Southland Tramping Club members plan trips, such as the Waipohatu Falls Track, to experience walking tracks in Southland and beyond. Photo: File

LIKE many events around New Zealand, the Southland Tramping Club has decided its 75th
jubilee celebrations can wait until 2023.

Southland Tramping Club Jubilee chairman Barry Smith said the 75th birthday celebrations
had originally been planned for Queen’s Birthday weekend but was postponed so more people could attend once the nation moved out of the Red light phase.

‘‘We figured, if they could delay the Olympic Games for a year, we should have no trouble
delaying our event for 12 months also.’’

The original Southland Tramping Club grew its roots during the depression years, starting in 1920. But the pause button was pushed during World War II.

Servicemen returning from war showed little interest in being involved with the club.

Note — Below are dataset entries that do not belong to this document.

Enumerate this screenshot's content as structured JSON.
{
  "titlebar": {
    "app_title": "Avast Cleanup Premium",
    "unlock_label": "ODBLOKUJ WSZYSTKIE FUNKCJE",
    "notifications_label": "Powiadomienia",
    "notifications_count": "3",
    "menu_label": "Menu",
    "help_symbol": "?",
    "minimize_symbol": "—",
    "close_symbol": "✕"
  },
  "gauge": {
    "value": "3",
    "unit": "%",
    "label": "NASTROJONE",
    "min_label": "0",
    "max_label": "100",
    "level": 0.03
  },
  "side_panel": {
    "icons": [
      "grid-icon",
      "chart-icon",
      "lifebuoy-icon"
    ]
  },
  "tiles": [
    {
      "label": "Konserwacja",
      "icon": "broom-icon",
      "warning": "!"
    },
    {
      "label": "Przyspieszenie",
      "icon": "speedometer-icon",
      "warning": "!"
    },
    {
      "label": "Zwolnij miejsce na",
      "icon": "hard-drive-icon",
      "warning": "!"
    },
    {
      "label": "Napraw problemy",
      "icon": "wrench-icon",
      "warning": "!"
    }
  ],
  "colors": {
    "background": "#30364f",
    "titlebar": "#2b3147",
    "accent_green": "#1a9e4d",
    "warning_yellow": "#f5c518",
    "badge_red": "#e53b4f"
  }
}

Mr Smith believes it was because the men had already experienced enough ‘adventure’ overseas and were now either too old or ready to settle down.

But a public meeting in 1947 sparked something among young Southland residents and
the club was revived.

‘‘Enthusiasm was there, and riding on the crest of nationalism after World War II, meant the Kiwi Tramping Club was mostly formed by young, keen 18-20-year-olds who wanted adventure.’’

In the early stages, day trips were the more favoured outing.

However, on Labour Weekend 1947, the club broke with tradition and headed off on an
adventure on the Routeburn Track, on the Divide to Lake McKenzie section.

‘‘It took the bus all of Saturday to travel over neglected gravel roads to get to the Divide.’’

Despite encountering an unkempt, overgrown and partially unmarked track, fraught with wash-outs, the group made it to their goal to be greeted by a dilapidated and partially collapsed Howden Hut.

But a weighty gramophone, lugged by members taking turns uphill and down, provided an
extraordinary home comfort and a trip to remember.

The club, now seeking a more unique identity in 1950, changed its name to the Invercargill
Tramping Club after it was believed several ‘‘Kiwi’’ clubs had popped up around the country.

The name eventually evolved to the more inclusive Southland identity to include members
from outside the city boundaries.

Apart from the Alpine Club and Deer Stalkers, it was likely the only club to cater for the easily accessed great outdoor walks in the region, he said.

Membership reached a pinnacle of 240 members in the late 1970s and early 1980s. It now
maintains a more static 70-80 people.

The club’s milestone birthdays have been traditionally celebrated each passing decade.

‘‘We realise for many of us, because of age, this may well be the last big celebration we can attend so we want as many as possible to have the opportunity to do so,’’ he said.

Postponing the event was not necessarily a bad thing, as it gave the committee more time to trace and invite more past members, Mr Smith said.

– Anyone interested in attending the 76th celebrations can email